Data supplied —
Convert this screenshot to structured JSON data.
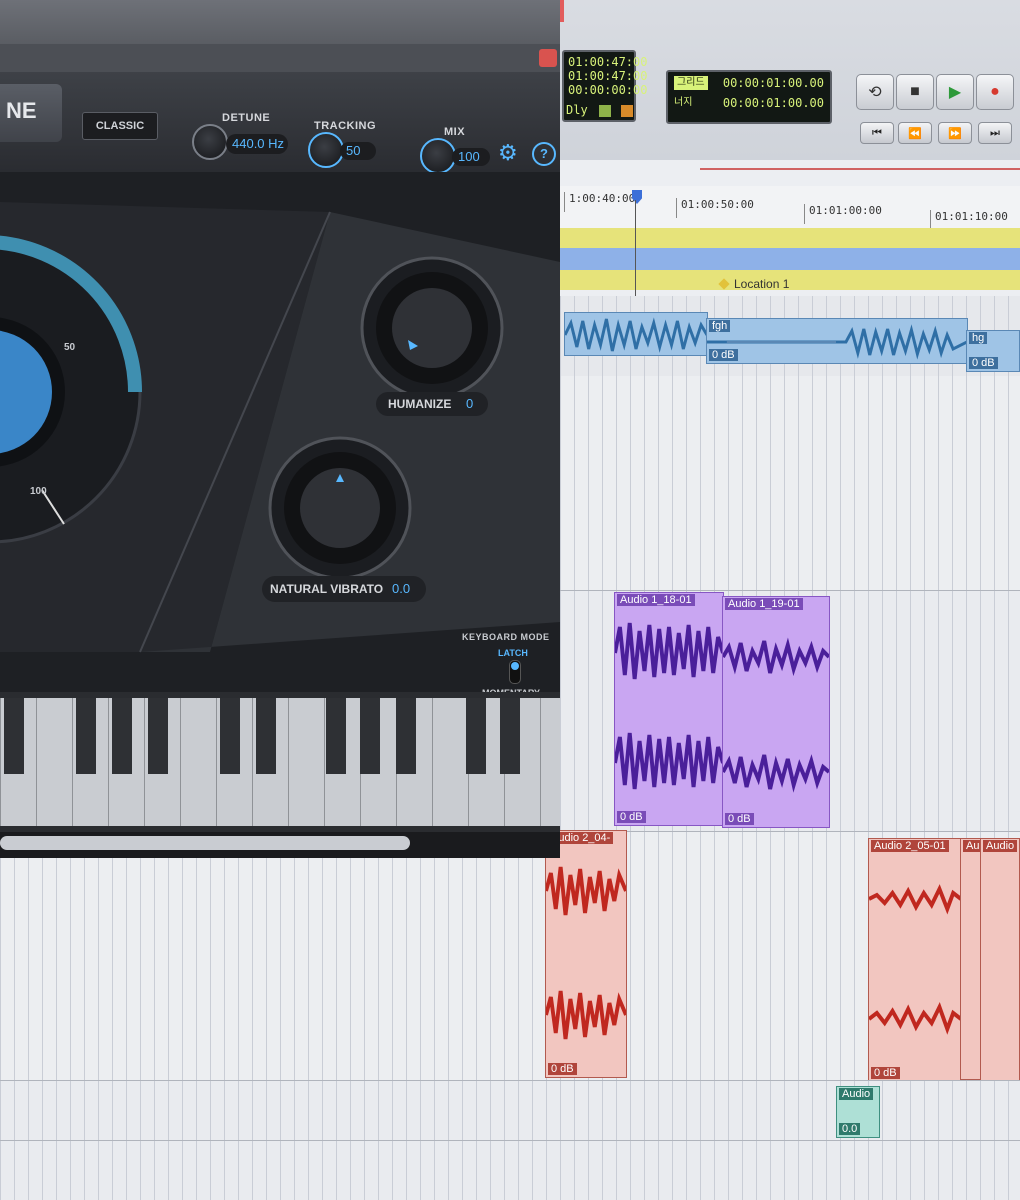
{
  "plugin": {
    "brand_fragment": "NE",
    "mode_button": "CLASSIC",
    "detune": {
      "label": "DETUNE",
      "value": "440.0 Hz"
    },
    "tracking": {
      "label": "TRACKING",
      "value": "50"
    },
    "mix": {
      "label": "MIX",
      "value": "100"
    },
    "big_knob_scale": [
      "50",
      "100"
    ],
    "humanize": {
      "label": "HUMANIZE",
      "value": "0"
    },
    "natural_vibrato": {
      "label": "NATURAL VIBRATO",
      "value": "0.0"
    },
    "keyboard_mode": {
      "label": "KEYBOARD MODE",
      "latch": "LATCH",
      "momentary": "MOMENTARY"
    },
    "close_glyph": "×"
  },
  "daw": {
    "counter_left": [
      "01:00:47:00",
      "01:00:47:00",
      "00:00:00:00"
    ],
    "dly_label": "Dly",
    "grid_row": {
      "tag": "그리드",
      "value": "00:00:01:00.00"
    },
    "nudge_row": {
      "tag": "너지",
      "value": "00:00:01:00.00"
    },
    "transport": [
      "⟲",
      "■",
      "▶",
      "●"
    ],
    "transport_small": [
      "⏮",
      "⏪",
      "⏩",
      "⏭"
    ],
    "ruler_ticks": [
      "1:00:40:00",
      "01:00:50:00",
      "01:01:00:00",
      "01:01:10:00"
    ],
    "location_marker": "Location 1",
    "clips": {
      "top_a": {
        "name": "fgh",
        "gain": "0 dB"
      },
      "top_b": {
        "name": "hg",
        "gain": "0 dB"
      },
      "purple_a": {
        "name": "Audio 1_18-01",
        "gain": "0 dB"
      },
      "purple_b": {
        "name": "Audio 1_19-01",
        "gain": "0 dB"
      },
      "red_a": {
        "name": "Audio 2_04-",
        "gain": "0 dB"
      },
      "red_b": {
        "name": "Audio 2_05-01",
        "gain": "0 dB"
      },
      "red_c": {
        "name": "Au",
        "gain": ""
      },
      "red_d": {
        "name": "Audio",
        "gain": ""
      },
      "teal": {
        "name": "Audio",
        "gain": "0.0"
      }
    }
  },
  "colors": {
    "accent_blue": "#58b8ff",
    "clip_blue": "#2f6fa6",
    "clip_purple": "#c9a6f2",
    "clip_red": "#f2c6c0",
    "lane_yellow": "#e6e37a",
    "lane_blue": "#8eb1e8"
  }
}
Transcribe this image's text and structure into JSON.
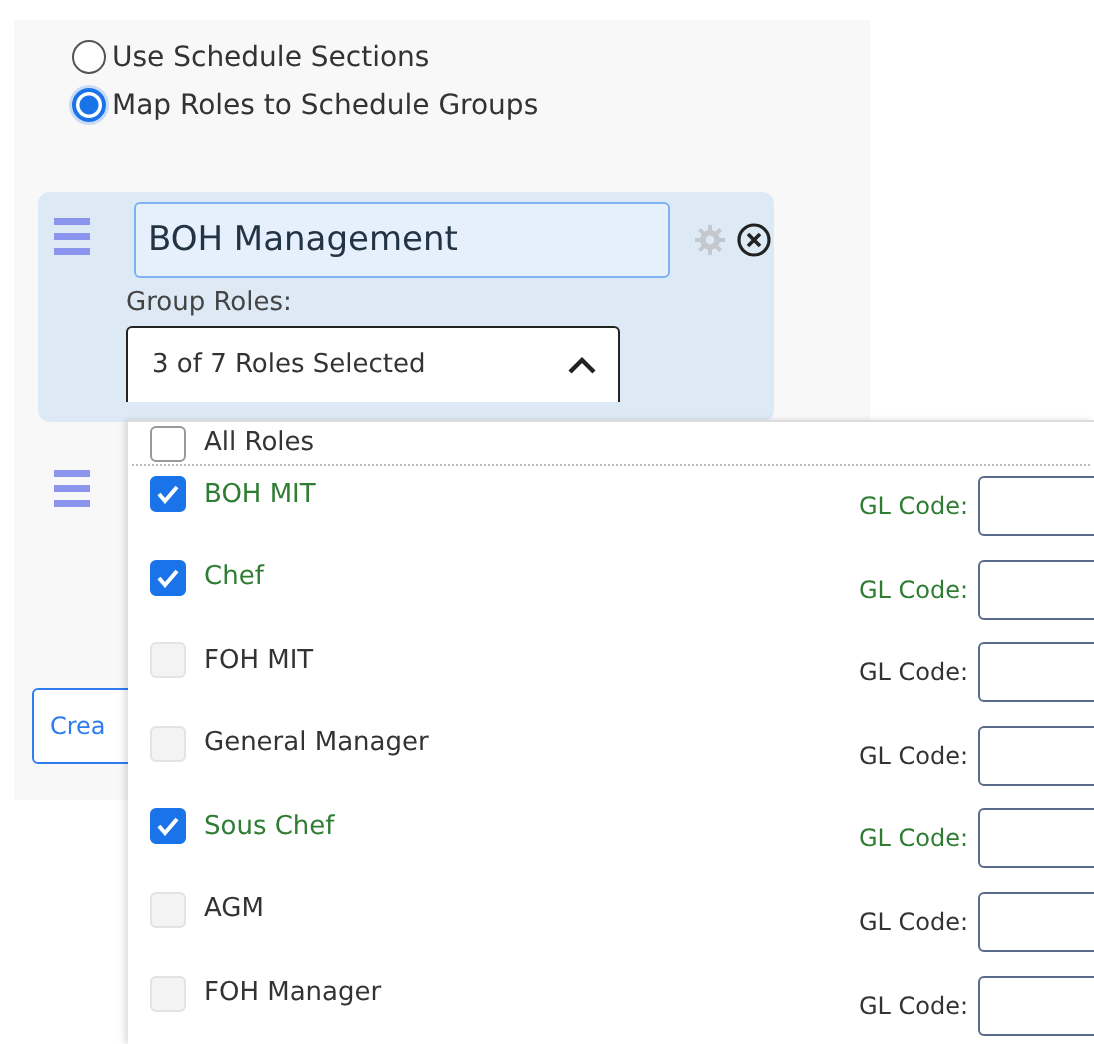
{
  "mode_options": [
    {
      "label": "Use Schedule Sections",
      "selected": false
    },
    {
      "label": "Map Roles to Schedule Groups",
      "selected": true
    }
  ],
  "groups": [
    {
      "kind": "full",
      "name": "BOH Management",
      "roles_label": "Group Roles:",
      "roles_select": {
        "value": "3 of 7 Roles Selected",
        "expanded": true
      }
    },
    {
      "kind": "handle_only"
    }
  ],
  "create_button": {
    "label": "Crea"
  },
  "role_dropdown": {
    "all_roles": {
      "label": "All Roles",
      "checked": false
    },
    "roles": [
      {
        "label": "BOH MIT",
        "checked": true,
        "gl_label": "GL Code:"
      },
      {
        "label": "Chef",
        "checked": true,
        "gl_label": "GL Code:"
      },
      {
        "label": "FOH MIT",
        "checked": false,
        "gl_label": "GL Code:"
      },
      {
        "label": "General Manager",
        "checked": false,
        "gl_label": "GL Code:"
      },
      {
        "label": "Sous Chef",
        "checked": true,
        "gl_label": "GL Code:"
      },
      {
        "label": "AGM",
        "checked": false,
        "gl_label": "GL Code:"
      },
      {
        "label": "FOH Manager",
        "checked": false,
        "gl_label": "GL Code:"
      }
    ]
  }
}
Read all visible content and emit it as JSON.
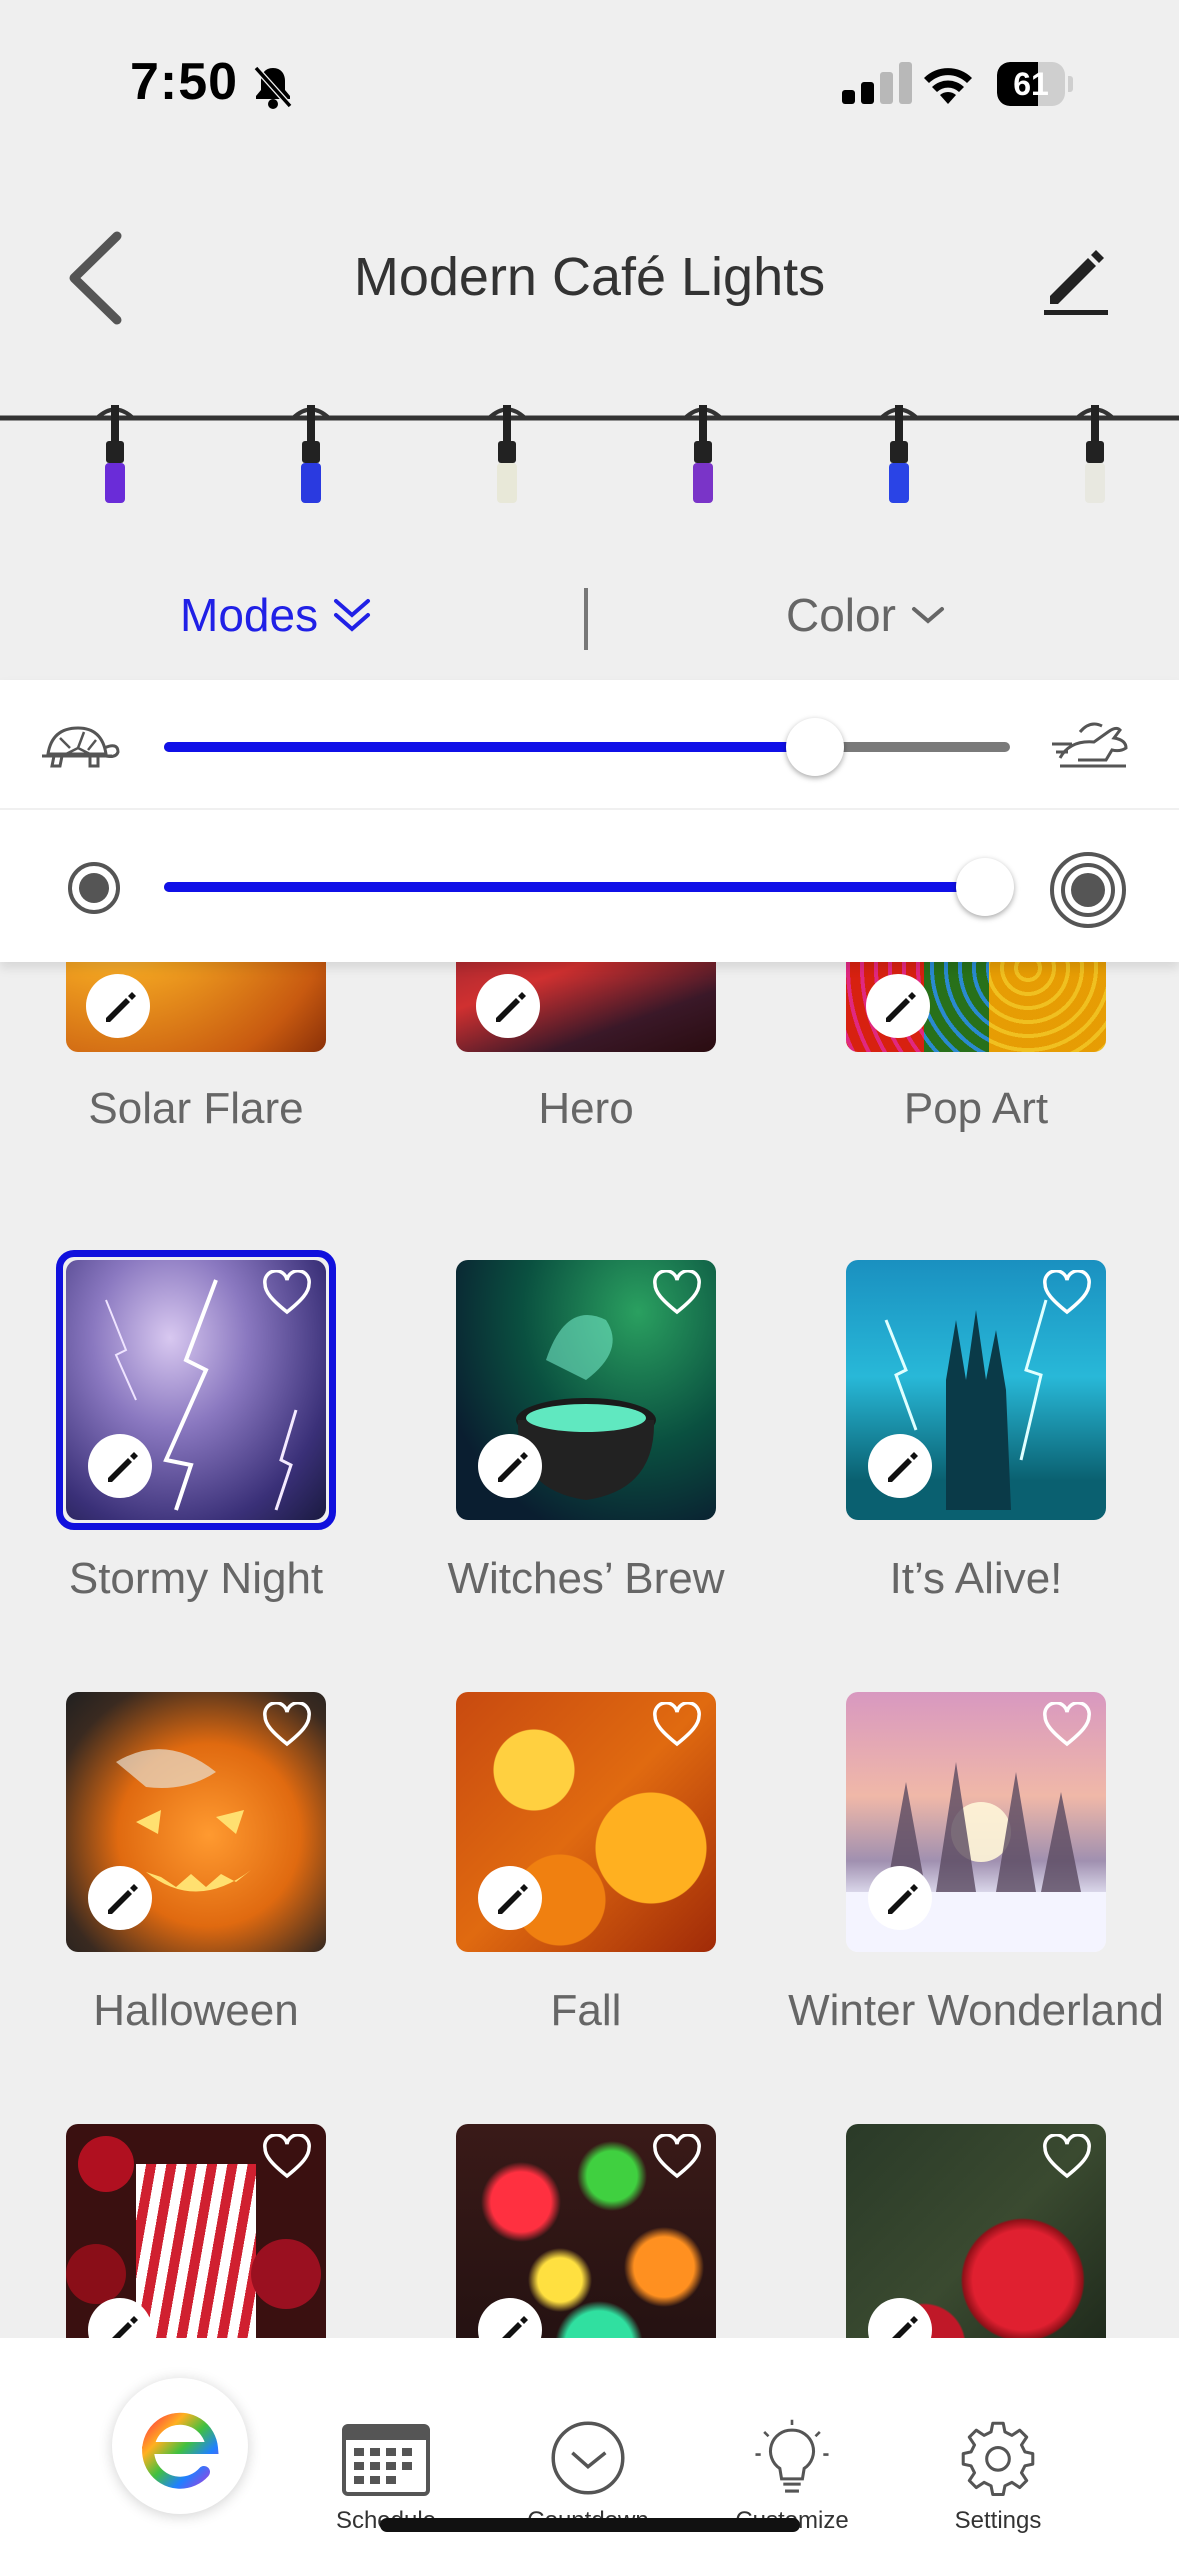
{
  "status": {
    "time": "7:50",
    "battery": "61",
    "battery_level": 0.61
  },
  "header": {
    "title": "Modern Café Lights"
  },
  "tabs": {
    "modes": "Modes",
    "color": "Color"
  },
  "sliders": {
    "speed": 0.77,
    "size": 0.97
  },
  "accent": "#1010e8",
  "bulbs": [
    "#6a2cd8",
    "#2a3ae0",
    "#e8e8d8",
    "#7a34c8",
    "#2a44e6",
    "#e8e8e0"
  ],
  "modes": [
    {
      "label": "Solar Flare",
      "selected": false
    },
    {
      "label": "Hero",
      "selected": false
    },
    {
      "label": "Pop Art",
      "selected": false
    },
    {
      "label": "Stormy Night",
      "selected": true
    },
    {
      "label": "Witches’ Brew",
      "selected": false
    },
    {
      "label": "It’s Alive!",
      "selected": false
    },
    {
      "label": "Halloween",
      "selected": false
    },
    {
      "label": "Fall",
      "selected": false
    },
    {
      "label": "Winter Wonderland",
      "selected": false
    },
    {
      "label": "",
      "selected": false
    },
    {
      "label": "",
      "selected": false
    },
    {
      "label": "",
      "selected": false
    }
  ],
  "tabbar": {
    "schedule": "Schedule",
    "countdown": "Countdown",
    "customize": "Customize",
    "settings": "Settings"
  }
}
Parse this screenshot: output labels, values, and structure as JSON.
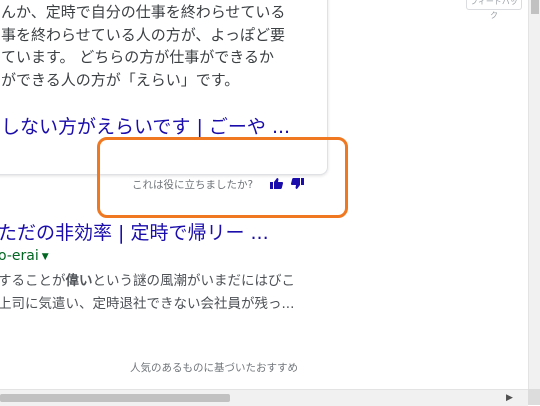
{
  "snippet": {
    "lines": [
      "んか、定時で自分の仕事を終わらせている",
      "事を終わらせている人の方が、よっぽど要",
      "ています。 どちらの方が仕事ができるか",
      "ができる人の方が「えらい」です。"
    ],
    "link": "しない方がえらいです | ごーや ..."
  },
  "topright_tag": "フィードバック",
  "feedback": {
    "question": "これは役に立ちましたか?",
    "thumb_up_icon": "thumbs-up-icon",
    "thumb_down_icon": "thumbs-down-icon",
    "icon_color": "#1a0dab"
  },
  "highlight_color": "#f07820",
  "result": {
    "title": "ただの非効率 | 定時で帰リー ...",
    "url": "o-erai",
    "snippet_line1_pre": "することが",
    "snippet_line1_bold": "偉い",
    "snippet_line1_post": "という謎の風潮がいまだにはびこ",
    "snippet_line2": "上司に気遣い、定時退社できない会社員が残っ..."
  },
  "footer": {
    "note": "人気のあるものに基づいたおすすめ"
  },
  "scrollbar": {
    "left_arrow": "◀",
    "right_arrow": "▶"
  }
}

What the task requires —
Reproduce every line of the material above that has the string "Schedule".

Solution for this exercise —
      "label": "Use Schedule Sections",
      "label": "Map Roles to Schedule Groups",
    "schedule": "Schedule",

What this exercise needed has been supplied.